Keep an eye on how much power you’re using with one of these clever gauges.
Electricity meters come in two varieties: the DIY approach or the fixed meter that is installed by your electricity supplier.
Using the DIY approach the meter monitors your electricity usage via a sensor that clips onto the main electricity cable usually located in your meter cupboard. This sensor has a wireless transmitter that sends your electricity usage data to the display unit, which can be positioned anywhere in your home.
Meters directly connected to your electricity supply operate in much the same way as the DIY variety, but they are wired directly into your power supply.
Most meters use radio frequency (RF) transmitters in the 900MHz ISM (industrial, scientific and medical) band that is reserved for special radio transmissions as well as systems like Bluetooth, though some utilize the 2.4GHz and 5.8GHz bands. The RF enables your reading to be sent to the supplier.
Smart meters send your readings to your electricity company in about 45 seconds, once a day. Some meters can also be read with portable handheld devices, but you no longer have to be home when a reading is due.
Inside the REX2 Smart Meter
LCD screen – To give some immediate data about power usage, an LCD screen is used attached via a ZEBRA connector.
Security sealed – Tampering with electricity meters is illegal. The meter’s outer case has a security seal that must not be broken for the device to stay valid.
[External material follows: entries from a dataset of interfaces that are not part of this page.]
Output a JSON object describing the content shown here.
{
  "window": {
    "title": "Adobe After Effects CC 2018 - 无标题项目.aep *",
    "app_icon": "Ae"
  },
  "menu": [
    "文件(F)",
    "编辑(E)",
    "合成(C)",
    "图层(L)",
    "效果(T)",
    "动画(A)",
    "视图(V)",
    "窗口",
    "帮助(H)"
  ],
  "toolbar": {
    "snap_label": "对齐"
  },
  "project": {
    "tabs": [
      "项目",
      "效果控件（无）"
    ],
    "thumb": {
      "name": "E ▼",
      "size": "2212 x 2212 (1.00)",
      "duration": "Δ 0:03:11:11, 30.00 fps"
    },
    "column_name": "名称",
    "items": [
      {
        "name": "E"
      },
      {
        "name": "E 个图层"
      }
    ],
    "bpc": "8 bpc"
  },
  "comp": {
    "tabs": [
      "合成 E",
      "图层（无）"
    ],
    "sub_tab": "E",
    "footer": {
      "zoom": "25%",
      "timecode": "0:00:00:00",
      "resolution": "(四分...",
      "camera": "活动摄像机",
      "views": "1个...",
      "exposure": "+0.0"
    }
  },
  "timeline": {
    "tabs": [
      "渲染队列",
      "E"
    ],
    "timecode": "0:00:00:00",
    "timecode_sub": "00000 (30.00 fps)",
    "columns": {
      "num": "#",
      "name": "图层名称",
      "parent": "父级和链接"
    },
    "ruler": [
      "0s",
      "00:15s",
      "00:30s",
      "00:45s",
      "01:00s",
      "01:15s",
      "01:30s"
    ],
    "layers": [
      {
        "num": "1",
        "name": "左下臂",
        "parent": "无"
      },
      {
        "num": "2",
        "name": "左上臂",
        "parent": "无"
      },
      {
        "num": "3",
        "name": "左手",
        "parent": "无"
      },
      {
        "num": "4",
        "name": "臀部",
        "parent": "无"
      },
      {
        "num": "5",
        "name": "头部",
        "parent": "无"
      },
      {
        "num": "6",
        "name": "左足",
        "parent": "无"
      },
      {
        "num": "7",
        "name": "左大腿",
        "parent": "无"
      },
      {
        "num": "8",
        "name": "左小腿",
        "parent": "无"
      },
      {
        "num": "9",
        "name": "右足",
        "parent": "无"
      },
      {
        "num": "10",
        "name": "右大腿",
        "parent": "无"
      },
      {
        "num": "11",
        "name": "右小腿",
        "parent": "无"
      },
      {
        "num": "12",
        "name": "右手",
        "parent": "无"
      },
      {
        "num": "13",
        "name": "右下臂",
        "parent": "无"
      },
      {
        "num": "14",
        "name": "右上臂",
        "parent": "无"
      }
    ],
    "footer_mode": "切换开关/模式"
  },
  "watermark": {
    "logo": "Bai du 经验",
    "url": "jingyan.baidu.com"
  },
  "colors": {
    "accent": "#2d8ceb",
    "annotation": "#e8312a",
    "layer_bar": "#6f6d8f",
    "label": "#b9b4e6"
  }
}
Main integrated circuits – The meter consists of a system chip, LCD driver and an amplifier IC that, together, allow the meter to read and transmit your electrical usage.
Power supply – The smart meter needs a power supply. The thick copper wires enable the meter to be plugged directly into your home’s mains.
Current transformer – The meter can’t directly measure electrical usage; instead it uses a current transformer that sends power consumption information to the meter’s electronics.